“Sometimes,” he said, “I have seen — not here in Rome, but in another area — I saw a list of prices” for the sacraments, the pope said. If someone wants to give an offering, “they should put it in the poor box, secretly, so that no one can see how much they have given.”
In his homily at his early morning Mass Nov. 9, the pope reflected on the day’s Gospel reading from St. John, in which Jesus drives the money-changers and merchants from the temple.
“Take these out of here and stop making my father’s house a marketplace,” Jesus said.
Francis said Jesus’ action was prompted by the presence of “idolaters,” people who were enslaved by “the idol of money.”
“This calls for our attention and makes us think about how we treat our temples, our churches; if it is a house of God, a house of prayer, of encounter with the Lord” or “if it resembles a marketplace,” the pope said.
The pope also warned that the temptation of worldliness that can turn a solemn celebration of the sacraments into a social gathering.
“Let us think about the celebrations of some sacrament where you go, and you do not know if it is a place of worship, the house of God, or if it is a social hall,” he said. “It is true that celebrations must be beautiful, but not worldly, because worldliness derives from the god of money. It is also an idolatry.”
Recalling St. Paul’s first letter to the community in Corinth, in which he states that the heart is a temple of God, Francis said Christians today should search their hearts and ask themselves which master they truly serve.
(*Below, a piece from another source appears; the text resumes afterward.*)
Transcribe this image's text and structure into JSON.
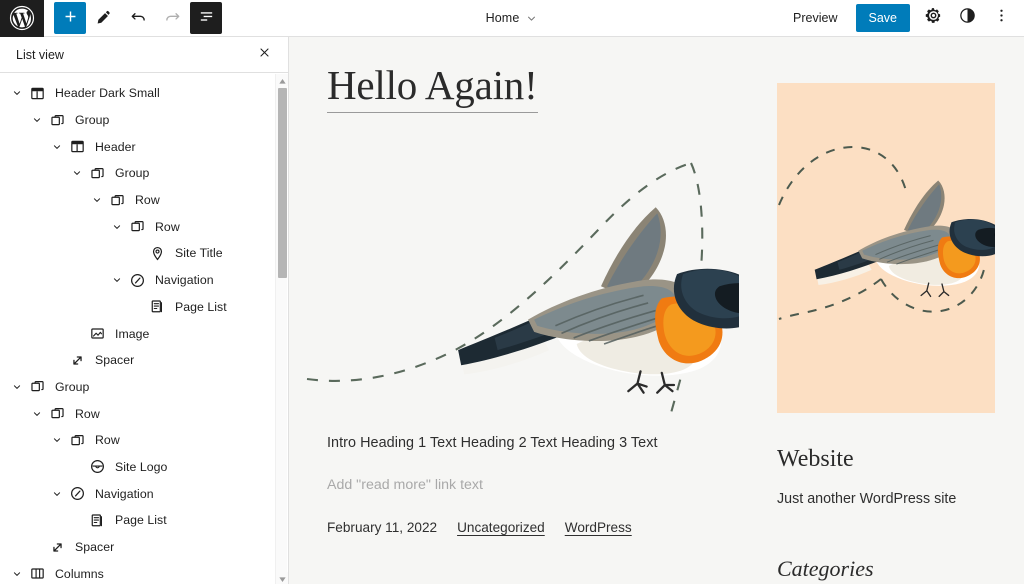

“When there is sin there is the Lord, the merciful God, who forgives if you go to him,” the pope said. “But if there is the other lord – the god of money – you are an idolater, that is, a corrupt person; not a sinner, but a corrupt person.”